Component data from apps and pages:
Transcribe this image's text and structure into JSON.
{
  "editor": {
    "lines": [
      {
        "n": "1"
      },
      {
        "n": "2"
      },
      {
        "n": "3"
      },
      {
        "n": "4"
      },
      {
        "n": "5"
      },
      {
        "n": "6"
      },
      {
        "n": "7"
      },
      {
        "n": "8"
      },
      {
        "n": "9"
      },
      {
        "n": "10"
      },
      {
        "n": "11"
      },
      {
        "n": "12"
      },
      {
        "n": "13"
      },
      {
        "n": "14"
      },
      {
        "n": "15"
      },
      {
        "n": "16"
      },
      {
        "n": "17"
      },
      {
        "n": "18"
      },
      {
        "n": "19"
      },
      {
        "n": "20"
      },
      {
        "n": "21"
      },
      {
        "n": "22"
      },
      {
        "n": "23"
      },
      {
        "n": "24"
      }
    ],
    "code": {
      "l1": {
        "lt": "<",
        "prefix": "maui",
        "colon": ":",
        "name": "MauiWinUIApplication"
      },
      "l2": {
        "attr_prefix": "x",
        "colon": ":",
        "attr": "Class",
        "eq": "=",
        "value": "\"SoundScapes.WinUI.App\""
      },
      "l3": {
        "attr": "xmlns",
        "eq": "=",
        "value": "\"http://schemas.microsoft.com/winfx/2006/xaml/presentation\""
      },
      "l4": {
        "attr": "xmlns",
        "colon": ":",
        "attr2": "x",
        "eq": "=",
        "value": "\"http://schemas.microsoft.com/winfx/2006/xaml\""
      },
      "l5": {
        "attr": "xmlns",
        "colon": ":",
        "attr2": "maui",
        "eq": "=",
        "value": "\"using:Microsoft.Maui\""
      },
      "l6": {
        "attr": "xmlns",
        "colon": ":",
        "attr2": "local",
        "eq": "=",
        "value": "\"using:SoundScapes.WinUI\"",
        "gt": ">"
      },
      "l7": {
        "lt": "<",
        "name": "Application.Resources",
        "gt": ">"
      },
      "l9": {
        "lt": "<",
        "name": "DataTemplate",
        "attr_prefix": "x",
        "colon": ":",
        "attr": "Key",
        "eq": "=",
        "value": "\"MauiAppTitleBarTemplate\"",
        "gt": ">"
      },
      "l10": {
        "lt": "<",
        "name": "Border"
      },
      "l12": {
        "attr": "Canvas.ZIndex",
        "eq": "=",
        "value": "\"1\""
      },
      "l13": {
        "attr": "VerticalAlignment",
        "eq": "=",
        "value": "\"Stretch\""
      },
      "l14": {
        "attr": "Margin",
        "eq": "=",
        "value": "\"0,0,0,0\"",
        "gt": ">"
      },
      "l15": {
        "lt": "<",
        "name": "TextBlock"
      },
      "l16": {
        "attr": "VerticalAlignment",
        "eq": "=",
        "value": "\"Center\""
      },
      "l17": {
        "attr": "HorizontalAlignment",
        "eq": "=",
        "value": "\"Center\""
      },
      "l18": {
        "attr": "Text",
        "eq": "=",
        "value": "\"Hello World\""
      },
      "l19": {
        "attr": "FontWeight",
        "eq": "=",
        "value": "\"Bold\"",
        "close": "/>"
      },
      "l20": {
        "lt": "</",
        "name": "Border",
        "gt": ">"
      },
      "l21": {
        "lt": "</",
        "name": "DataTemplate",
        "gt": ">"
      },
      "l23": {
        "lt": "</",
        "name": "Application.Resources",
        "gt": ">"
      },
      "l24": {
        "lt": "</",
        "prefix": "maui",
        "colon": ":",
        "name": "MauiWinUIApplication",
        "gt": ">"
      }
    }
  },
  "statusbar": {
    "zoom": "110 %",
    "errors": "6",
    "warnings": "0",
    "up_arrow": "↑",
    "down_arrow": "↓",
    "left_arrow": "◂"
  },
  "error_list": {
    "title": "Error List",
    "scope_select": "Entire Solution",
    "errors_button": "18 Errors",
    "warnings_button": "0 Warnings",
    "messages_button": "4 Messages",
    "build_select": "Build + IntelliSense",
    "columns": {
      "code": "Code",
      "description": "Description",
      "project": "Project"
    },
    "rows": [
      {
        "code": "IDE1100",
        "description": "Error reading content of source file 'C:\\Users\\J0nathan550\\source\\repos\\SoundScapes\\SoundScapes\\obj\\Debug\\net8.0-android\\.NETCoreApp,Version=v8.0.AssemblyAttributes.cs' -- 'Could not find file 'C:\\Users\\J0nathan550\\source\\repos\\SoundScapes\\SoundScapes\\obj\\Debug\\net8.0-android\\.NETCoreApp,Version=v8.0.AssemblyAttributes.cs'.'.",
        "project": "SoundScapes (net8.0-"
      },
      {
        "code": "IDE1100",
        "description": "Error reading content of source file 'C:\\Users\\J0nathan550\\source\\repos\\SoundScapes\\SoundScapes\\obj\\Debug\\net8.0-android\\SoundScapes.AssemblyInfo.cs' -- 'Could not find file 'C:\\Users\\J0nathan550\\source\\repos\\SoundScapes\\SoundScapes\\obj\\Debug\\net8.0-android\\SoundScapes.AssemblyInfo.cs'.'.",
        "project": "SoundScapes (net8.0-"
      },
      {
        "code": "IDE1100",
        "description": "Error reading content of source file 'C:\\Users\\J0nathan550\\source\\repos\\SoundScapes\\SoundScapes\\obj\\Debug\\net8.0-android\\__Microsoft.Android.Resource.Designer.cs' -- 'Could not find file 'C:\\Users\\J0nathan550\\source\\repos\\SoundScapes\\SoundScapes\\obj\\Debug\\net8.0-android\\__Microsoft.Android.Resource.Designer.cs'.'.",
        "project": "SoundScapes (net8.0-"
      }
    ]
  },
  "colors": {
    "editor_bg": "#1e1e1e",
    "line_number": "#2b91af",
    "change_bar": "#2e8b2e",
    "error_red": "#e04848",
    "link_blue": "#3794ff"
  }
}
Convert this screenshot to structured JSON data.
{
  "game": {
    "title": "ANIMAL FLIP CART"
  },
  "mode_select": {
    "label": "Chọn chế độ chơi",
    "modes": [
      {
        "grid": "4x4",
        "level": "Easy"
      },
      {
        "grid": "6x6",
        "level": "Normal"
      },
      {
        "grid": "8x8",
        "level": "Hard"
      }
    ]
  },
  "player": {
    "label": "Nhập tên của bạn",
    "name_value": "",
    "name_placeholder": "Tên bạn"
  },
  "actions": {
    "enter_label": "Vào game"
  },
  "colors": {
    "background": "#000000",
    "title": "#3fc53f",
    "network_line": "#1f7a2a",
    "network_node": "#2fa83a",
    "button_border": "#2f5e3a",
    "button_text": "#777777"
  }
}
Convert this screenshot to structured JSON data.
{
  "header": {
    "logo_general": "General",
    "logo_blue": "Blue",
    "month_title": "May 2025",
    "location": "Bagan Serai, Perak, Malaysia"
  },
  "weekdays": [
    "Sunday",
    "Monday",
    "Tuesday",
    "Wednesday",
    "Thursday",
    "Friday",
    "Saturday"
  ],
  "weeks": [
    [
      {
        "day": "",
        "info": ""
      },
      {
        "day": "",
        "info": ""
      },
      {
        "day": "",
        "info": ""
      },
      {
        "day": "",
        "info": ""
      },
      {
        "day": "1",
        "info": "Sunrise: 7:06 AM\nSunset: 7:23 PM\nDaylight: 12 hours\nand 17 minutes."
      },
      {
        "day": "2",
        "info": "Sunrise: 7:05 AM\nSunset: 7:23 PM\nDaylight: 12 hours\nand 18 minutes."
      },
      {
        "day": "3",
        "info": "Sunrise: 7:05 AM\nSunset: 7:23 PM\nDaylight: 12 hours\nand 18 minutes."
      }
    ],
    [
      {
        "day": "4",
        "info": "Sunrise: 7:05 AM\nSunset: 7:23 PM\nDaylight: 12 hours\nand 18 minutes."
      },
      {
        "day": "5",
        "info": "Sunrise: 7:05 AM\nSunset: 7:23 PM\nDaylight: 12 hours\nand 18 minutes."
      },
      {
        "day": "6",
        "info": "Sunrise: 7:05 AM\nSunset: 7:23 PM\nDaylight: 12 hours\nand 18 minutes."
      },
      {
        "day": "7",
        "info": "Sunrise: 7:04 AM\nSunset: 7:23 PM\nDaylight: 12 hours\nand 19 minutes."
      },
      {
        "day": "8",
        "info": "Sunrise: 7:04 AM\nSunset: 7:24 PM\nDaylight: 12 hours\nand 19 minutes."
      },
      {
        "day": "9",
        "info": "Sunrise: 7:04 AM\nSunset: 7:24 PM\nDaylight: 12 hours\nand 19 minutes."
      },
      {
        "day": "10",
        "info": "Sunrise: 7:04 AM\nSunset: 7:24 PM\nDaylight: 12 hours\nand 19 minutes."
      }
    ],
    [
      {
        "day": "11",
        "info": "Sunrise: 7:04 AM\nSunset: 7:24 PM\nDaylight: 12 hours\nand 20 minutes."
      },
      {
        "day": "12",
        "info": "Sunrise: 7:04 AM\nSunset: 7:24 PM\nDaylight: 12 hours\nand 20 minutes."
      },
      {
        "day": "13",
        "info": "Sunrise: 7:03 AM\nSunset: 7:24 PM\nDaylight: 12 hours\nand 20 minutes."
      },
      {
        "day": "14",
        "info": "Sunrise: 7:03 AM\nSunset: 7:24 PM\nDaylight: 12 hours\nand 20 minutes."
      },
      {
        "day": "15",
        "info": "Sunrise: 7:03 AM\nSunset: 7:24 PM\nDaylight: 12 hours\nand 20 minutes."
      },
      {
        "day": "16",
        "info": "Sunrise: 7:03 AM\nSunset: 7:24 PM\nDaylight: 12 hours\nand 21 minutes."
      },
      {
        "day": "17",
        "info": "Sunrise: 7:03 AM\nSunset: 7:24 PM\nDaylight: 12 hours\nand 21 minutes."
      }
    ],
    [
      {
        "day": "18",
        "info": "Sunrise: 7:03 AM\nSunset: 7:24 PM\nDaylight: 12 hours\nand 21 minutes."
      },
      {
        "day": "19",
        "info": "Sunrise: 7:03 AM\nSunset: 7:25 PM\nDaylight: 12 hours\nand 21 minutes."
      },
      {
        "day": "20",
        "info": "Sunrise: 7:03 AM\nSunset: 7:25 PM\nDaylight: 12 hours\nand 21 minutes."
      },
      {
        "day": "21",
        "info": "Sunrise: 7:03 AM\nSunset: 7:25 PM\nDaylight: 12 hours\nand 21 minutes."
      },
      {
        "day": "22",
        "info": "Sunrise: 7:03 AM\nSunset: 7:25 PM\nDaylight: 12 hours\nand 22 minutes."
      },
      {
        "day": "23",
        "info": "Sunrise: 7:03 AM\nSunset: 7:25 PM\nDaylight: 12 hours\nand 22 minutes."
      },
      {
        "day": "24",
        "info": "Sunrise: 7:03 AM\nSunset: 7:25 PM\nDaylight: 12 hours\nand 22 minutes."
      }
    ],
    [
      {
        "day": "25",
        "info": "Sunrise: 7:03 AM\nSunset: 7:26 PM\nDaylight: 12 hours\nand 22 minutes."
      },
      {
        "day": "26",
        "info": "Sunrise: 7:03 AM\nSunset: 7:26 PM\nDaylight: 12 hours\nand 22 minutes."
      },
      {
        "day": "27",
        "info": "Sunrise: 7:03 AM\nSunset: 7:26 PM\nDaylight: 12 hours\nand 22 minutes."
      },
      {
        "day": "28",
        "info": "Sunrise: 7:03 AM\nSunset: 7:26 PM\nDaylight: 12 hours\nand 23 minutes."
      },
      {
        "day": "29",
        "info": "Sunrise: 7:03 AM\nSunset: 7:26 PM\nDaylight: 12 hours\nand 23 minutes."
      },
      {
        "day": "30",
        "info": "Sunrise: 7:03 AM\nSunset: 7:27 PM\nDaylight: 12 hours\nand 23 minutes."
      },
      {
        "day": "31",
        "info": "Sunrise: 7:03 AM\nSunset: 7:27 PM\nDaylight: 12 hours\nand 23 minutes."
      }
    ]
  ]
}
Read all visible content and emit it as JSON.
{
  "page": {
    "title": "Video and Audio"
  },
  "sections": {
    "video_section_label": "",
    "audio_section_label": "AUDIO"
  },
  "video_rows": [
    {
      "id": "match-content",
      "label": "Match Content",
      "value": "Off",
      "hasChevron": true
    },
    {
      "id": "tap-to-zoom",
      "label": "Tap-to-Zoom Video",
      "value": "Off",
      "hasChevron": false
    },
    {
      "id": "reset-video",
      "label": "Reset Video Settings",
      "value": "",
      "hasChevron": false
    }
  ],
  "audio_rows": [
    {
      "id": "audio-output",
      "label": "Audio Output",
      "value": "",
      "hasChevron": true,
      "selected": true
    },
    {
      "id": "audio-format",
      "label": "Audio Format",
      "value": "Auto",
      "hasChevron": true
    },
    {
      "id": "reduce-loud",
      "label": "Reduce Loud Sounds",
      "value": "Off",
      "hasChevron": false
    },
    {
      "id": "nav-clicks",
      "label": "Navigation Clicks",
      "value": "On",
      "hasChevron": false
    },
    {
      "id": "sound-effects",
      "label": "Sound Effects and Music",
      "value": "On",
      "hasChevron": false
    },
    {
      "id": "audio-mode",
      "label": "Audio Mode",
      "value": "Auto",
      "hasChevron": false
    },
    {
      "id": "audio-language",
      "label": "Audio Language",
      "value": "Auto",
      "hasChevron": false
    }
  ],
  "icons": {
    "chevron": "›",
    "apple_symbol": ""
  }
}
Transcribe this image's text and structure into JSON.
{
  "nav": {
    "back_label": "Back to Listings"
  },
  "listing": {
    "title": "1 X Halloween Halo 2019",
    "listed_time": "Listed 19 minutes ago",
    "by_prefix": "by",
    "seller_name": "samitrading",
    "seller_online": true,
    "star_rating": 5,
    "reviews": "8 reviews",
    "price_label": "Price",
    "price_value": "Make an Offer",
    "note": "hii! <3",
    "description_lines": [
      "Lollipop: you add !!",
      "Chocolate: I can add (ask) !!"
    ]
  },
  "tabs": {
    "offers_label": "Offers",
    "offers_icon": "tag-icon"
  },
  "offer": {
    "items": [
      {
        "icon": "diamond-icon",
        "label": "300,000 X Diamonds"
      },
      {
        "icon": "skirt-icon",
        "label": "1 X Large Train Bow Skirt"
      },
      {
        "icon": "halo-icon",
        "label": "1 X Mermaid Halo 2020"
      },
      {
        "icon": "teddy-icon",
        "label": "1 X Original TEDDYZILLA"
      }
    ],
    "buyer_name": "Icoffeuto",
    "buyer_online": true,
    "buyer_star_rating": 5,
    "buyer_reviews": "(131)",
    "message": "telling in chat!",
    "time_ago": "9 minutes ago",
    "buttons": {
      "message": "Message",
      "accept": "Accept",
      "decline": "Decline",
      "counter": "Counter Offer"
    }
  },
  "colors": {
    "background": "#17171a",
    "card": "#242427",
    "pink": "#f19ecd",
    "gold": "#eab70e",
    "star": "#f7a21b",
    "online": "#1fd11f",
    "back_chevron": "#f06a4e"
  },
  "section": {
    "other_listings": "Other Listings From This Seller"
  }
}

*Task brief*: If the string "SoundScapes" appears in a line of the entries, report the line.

*Answer box*:
        "value": "\"SoundScapes.WinUI.App\""
        "value": "\"using:SoundScapes.WinUI\"",
        "description": "Error reading content of source file 'C:\\Users\\J0nathan550\\source\\repos\\SoundScapes\\SoundScapes\\obj\\Debug\\net8.0-android\\.NETCoreApp,Version=v8.0.AssemblyAttributes.cs' -- 'Could not find file 'C:\\Users\\J0nathan550\\source\\repos\\SoundScapes\\SoundScapes\\obj\\Debug\\net8.0-android\\.NETCoreApp,Version=v8.0.AssemblyAttributes.cs'.'.",
        "project": "SoundScapes (net8.0-"
        "description": "Error reading content of source file 'C:\\Users\\J0nathan550\\source\\repos\\SoundScapes\\SoundScapes\\obj\\Debug\\net8.0-android\\SoundScapes.AssemblyInfo.cs' -- 'Could not find file 'C:\\Users\\J0nathan550\\source\\repos\\SoundScapes\\SoundScapes\\obj\\Debug\\net8.0-android\\SoundScapes.AssemblyInfo.cs'.'.",
        "project": "SoundScapes (net8.0-"
        "description": "Error reading content of source file 'C:\\Users\\J0nathan550\\source\\repos\\SoundScapes\\SoundScapes\\obj\\Debug\\net8.0-android\\__Microsoft.Android.Resource.Designer.cs' -- 'Could not find file 'C:\\Users\\J0nathan550\\source\\repos\\SoundScapes\\SoundScapes\\obj\\Debug\\net8.0-android\\__Microsoft.Android.Resource.Designer.cs'.'.",
        "project": "SoundScapes (net8.0-"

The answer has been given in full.